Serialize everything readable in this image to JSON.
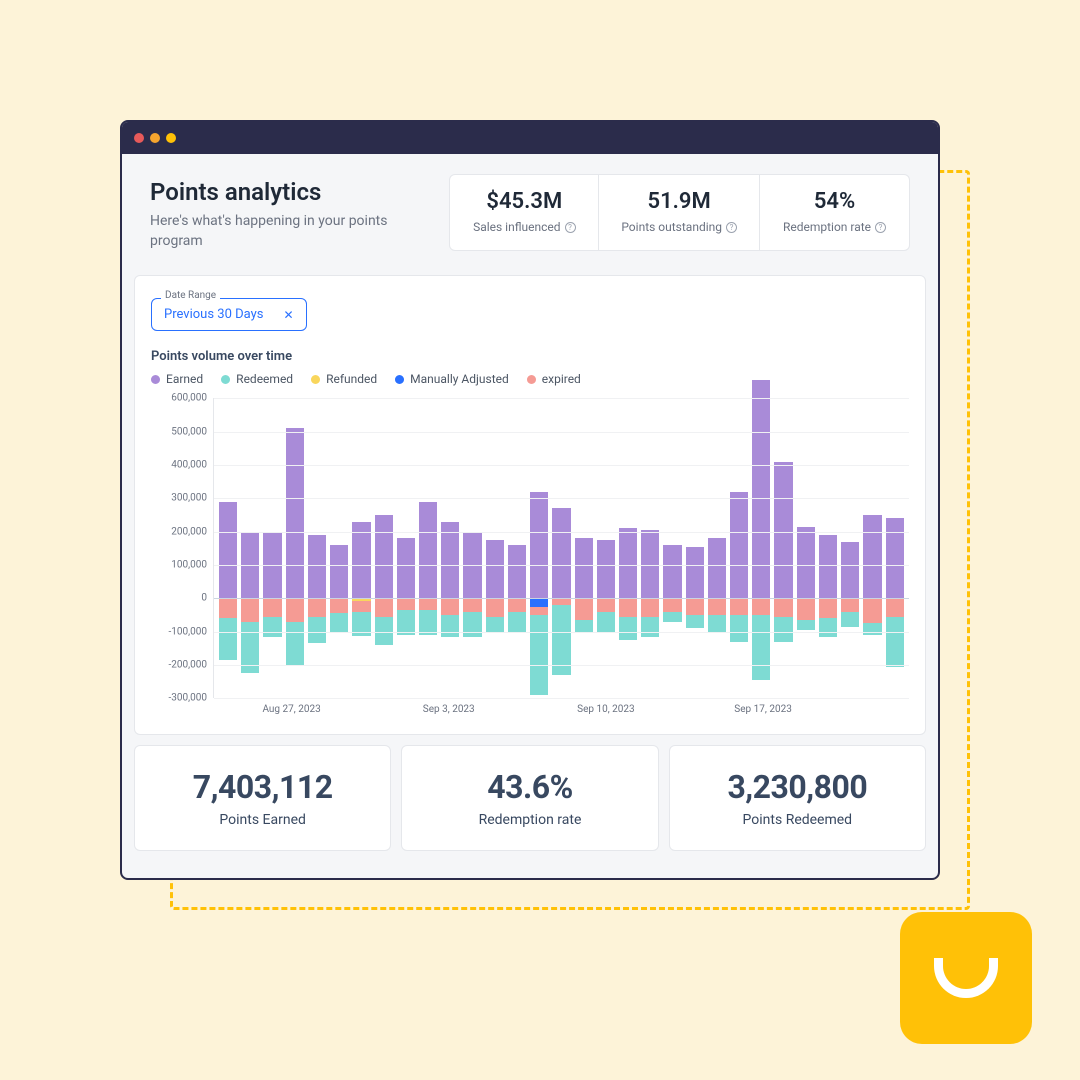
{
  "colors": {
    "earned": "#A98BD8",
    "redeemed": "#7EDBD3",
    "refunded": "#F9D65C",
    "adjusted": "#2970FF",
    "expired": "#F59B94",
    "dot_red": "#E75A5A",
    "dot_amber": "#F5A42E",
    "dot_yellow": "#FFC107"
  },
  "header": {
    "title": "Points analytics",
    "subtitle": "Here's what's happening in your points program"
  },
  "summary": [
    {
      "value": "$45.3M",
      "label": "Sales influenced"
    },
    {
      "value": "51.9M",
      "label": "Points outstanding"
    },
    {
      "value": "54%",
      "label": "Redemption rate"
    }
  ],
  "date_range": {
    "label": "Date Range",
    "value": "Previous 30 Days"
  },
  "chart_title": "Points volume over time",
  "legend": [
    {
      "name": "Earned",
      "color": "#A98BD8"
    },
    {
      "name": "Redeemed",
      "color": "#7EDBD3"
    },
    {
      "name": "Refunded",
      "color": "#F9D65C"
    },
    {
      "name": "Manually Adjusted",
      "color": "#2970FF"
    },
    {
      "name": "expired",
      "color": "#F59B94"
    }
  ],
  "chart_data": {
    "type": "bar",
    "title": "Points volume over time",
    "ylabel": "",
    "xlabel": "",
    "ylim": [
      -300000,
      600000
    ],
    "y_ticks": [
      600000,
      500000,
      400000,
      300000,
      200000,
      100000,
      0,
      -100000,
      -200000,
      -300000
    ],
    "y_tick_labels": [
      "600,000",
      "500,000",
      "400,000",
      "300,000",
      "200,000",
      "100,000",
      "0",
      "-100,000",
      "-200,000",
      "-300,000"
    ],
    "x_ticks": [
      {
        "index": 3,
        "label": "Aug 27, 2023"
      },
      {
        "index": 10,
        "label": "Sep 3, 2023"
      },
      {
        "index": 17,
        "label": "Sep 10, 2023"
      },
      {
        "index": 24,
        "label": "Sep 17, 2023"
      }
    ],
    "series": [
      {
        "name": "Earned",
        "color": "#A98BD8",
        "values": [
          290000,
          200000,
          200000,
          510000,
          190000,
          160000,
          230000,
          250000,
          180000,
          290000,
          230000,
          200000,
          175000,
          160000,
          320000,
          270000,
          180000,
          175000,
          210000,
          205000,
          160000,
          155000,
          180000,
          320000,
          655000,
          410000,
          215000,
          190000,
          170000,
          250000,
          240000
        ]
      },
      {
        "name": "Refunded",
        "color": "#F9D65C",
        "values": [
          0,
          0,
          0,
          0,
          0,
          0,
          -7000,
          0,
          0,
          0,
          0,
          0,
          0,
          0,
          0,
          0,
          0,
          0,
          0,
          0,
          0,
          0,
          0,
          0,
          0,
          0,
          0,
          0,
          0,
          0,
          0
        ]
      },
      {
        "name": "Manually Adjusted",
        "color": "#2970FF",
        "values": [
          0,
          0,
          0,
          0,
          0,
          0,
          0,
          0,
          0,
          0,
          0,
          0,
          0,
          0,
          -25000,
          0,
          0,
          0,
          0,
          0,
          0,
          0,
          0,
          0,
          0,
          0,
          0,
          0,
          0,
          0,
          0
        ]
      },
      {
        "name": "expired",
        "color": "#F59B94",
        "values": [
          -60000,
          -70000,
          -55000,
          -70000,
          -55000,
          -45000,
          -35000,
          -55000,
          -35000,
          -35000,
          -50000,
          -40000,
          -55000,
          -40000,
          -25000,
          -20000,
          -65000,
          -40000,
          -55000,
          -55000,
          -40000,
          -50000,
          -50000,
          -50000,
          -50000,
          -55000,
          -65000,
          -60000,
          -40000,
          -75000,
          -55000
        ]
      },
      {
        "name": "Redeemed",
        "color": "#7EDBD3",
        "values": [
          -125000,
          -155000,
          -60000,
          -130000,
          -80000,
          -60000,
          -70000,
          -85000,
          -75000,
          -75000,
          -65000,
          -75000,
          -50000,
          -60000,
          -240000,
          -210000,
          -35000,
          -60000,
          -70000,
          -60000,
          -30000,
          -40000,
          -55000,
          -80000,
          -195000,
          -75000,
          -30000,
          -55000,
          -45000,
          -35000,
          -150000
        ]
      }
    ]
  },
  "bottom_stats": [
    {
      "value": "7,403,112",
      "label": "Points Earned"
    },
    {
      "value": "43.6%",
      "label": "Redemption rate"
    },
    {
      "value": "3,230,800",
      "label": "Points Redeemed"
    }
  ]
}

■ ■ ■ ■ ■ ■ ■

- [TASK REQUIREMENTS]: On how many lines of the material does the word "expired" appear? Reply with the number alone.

- [WRITTEN REPLY]: 3